Prevention:

The hepatitis B and C viruses can both pass from person to person through sex, injections with non-sterile needles, transfusions of infected blood, and from mother to baby at birth. To prevent passing hepatitis to others, always use a condom during sex and make sure needles, syringes, and tools used for cutting or piercing the skin (such as for tattoos, circumcision, scarring, female genital cutting) are always boiled before use.

a woman washing her hands with soap and water.

The hepatitis A virus passes from the stool of one person to the mouth of another person by way of contaminated water or food. To prevent others from getting sick, it is important to make sure the sick person's stools go down a latrine or toliet, or are buried, and to make sure the sick person is very clean.
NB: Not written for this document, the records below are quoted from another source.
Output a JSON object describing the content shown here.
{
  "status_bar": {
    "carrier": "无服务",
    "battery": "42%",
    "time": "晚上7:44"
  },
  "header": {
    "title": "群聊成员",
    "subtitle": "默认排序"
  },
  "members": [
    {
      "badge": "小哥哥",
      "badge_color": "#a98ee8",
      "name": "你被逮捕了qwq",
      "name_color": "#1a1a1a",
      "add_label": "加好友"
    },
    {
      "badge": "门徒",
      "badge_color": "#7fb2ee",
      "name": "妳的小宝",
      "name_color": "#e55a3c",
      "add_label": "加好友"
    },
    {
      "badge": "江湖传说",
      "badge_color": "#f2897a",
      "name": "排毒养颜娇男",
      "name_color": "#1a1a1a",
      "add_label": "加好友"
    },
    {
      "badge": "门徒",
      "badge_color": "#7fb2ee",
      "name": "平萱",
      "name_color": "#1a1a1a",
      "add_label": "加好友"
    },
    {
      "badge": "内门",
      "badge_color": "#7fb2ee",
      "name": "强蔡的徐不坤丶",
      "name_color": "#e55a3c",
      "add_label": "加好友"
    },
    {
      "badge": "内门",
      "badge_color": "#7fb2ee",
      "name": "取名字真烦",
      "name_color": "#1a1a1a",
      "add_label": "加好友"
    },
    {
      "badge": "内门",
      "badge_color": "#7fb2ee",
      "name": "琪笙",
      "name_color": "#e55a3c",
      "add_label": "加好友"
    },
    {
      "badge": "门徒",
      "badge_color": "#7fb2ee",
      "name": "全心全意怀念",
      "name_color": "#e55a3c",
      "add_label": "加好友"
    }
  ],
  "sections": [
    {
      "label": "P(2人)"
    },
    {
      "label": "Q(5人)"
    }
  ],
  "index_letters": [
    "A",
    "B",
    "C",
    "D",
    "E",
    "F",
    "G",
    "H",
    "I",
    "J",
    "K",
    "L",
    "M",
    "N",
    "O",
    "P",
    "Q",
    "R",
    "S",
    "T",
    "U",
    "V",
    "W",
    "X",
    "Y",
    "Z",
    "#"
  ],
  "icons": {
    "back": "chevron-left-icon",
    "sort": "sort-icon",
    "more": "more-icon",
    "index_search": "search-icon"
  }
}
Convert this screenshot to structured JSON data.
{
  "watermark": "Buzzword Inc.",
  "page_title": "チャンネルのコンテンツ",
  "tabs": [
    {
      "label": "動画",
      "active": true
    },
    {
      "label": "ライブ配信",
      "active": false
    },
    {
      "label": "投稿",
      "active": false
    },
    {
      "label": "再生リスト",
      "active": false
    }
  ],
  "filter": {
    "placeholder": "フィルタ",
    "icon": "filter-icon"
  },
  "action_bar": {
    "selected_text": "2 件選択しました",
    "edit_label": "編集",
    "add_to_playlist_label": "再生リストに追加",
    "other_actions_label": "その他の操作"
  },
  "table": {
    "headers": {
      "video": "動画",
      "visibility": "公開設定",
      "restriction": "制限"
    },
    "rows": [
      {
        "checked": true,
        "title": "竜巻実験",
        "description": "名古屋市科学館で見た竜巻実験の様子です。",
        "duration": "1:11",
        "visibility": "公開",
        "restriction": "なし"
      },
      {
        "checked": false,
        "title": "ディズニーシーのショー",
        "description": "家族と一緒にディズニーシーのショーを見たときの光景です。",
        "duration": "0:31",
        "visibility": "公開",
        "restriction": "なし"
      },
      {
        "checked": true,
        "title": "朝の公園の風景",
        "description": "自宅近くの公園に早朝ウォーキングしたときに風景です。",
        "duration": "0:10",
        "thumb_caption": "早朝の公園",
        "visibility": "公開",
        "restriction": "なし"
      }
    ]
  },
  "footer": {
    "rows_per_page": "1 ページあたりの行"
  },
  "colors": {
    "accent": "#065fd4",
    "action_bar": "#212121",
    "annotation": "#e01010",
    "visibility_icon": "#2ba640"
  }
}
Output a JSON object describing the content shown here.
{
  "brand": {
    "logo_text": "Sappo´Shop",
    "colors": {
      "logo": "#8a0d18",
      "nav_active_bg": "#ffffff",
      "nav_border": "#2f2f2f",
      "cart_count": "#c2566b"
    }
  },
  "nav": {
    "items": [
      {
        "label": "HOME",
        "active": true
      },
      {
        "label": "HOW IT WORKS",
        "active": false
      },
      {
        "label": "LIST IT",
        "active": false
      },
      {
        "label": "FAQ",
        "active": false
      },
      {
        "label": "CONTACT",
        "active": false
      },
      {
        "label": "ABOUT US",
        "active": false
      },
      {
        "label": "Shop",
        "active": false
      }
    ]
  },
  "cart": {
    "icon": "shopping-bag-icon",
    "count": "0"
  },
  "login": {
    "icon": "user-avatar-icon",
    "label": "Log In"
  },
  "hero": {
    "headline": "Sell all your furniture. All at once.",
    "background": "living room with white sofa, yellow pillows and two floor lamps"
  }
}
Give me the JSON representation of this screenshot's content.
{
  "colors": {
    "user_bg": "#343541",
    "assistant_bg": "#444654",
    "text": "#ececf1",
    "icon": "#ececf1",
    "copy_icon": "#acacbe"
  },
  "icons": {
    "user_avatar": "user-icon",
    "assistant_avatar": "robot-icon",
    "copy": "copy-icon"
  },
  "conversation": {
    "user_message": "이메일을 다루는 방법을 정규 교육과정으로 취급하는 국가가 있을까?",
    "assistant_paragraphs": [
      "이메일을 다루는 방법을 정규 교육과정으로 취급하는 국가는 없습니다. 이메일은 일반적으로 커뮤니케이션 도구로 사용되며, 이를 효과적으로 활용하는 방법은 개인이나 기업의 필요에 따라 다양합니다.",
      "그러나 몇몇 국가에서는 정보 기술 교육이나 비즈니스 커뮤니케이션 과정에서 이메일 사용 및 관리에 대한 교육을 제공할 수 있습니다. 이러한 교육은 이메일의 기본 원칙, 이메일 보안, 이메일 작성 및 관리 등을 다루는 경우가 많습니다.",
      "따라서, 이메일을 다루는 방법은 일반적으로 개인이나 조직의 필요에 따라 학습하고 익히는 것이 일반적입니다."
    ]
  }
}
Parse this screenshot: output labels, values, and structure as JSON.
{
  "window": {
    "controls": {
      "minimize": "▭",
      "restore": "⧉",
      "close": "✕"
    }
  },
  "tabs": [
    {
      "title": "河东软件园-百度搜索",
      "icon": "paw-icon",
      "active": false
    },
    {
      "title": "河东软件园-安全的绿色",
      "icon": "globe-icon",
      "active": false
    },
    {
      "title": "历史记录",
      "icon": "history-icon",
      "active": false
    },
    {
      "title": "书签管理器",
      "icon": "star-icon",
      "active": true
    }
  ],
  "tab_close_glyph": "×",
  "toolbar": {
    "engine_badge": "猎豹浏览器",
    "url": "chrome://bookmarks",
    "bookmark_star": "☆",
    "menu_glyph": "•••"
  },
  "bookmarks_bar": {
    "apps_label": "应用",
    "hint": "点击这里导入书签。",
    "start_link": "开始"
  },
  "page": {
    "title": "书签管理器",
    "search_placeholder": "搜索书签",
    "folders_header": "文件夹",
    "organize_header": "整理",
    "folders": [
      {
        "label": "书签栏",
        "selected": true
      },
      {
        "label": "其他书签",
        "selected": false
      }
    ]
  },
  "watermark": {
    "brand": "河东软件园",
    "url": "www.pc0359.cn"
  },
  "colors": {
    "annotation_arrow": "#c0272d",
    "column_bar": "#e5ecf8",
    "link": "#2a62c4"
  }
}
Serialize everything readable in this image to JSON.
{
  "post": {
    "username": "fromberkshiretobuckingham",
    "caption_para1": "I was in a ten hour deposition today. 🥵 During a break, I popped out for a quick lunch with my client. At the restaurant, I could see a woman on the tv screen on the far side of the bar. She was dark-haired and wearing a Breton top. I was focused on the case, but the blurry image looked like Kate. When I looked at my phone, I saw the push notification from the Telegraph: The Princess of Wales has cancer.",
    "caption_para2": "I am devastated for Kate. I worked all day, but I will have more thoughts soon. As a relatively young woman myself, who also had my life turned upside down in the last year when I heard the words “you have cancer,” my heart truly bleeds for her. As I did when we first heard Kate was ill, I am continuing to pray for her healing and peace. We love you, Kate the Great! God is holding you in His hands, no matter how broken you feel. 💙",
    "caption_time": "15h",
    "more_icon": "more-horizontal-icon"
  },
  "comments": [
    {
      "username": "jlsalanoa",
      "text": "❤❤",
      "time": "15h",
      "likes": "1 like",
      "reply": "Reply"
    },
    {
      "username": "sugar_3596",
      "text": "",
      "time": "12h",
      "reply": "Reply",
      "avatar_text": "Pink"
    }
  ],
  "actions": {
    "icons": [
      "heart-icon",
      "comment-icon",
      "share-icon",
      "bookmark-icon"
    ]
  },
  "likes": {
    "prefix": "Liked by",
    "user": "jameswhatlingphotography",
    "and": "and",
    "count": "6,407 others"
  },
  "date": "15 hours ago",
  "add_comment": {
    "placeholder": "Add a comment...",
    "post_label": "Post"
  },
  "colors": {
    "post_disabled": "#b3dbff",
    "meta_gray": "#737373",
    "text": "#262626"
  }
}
Everyone--the sick person, family members, caregivers--must try to stay clean and wash their hands often.

Vaccines are now available for hepatitis A and B, but they may be expensive or may not be available everywhere. If you are able to get a vaccination while you are pregnant, it will prevent the virus from passing from you to the baby.

What to do if you have an STI

If you or your partner have signs of an STI:

  • start treatment right away. Early treatment will protect you from more serious problems later on, and will prevent the spread of infection to others.
a disabled woman and a man entering a health clinic together.
  • get tested, if possible. Go to a clinic or health center where you can be tested to know which STI you have. This way you will not have to take medicines you do not need. If it is not possible to get tested, you may have to take several medicines. Try to talk with an experienced health worker about treatment.
  • help your partner get treated at the same time you do. If he does not, he will infect you again if you have sex. Urge him to take the proper medicine or to see a health worker.
  • make sure you take all the medicine, even if your signs start to go away. Do not buy only part of the medicine. You (or your partner) will not be cured until you have taken all the required medicine .
  • practice safer sex. If you do not protect yourself, you can always get another STI.